Over the years I have come across Tim Allen, Steve Spence and Norman Jope reading their work and willingly gone along with their sound effects and word play - they can at times be diverting and playful, what I do wonder is, whether there is still mileage in this grappling with linguistics and whether there might be some way of using it as the basis to lift off into some more rewarding post-postmodernist mode; just a thought. In Tim Allen’s case, what seems to be on offer is a kind of fiendish game of word play, with snatches of quotation and famous names abounding. ‘A Panglossian Sequence of Little Riots’ is a long poem divided into several sections and it is maybe unfair to quote a small section, but here goes anyway…

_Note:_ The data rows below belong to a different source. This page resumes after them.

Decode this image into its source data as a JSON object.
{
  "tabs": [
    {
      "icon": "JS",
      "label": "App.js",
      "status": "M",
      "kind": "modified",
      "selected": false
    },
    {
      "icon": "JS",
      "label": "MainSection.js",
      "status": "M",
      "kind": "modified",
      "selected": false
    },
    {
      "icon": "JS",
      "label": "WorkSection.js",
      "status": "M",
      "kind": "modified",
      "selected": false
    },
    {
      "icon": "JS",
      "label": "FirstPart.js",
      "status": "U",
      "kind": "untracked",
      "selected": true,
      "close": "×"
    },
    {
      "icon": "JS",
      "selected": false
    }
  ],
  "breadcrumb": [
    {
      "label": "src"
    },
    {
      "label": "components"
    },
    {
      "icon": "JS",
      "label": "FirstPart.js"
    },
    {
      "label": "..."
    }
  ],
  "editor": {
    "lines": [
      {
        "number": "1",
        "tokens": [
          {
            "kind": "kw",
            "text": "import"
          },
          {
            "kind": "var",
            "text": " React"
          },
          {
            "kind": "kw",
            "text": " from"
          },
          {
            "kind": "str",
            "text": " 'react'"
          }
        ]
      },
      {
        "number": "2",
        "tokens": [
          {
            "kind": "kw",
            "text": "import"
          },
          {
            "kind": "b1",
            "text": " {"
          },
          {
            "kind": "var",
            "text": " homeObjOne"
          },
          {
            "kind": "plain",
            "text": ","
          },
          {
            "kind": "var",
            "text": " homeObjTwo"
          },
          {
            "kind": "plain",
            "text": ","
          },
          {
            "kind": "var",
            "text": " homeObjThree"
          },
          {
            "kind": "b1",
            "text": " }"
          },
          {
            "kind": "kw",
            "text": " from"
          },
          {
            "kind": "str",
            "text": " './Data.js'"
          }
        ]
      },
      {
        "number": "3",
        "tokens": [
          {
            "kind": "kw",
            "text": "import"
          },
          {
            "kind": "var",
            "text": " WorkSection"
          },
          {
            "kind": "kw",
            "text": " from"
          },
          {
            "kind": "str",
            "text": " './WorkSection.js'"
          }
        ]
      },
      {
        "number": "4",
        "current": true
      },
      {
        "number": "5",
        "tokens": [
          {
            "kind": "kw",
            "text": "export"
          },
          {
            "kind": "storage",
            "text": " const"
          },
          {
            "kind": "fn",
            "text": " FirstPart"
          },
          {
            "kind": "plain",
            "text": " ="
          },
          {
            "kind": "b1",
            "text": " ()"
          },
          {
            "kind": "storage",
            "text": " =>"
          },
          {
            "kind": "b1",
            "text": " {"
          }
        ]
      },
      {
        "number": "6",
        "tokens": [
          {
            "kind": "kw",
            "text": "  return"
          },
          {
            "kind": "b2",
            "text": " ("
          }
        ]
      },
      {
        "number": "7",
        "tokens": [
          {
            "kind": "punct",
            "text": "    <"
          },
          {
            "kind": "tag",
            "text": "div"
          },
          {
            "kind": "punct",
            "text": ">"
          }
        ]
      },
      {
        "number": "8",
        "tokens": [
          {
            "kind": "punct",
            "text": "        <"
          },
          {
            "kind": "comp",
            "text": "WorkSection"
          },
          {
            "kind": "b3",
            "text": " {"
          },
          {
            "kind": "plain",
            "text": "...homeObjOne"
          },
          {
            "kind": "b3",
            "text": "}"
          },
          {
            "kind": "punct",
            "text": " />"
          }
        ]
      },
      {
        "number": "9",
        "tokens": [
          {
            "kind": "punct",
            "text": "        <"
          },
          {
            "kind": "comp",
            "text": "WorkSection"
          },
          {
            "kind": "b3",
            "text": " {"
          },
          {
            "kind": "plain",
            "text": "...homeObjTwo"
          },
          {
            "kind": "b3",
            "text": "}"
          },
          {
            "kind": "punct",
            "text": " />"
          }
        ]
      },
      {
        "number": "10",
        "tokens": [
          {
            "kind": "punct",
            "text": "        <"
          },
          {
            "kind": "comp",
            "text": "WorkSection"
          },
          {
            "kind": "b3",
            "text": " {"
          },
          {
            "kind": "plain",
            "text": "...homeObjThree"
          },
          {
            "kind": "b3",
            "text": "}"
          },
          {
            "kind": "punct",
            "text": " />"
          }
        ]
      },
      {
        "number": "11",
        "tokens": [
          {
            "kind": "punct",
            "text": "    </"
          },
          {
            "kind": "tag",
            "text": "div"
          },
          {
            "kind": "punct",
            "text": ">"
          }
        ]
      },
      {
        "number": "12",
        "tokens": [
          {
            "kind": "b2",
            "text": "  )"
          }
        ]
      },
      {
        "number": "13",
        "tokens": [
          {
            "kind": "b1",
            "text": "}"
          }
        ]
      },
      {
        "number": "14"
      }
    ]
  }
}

     We are going to Spain too late to fight fascism
     but we are going all the same and we’re going
     to fight fascism

     I’ve no fear of inhuman splendour but
     Religious music is a hospital trolley

     Glass bones
     Names I’ve seen before but never heard
     Anxious proposals
     A certain postcard taste…

The surreal proximity of abstract ideas conjoined with everyday objects is all very fine, but seems somewhat arbitrary, with no intellectual thread that I can find to provide some sense of connectedness to the poem’s genesis, any kind of insight or the means to move me on in some positive way.

Steve Spence’s work is more focussed, his poetry bounds along with great verve and pace. Building up a head of steam with his repetitious forms: in the last stanza of ‘Haven’t a thought in my Head’:

     …haven’t surfaced the ocean floor
     haven’t tendered a steak resignation
     haven’t armed the forces with cricket mats again
     haven’t heard the lawn chorus
     haven’t researched the ten remand tents
     haven’t the right to rewrite polite trite

But again (in this selection of his poetry) I find he tends to rely on formulas to a large extent, which are all very well, but could perhaps turn out to be a bit of a straitjacket.
Kenny Knight really needs to be seen and heard (unlike children) to fully appreciate his whimsical and amusing approach to the absurdity of life and I enjoyed Chris Deakin’s quirky poems.

If you feel like a challenge and catching up with the Plymouth writers this is the book for you.
The Book of Hopes and Dream’ is a must, just read the introduction and you’ll know why you should own a copy or maybe two or three to send to friends. I’d like to quote Thomas Hardy’s ‘The Darkling Thrush’ written on the 31st December 1900 as an end piece for these, the darkest days of a dark year:

      So little cause for carolings
          Of such ecstatic sound
     Was written on terrestrial things
          Afar or nigh around,
     That I could think there trembled through
          His happy good-night air
      Some blessed Hope, whereof he knew
          And I was unaware.    

                 © Genista Lewes 2006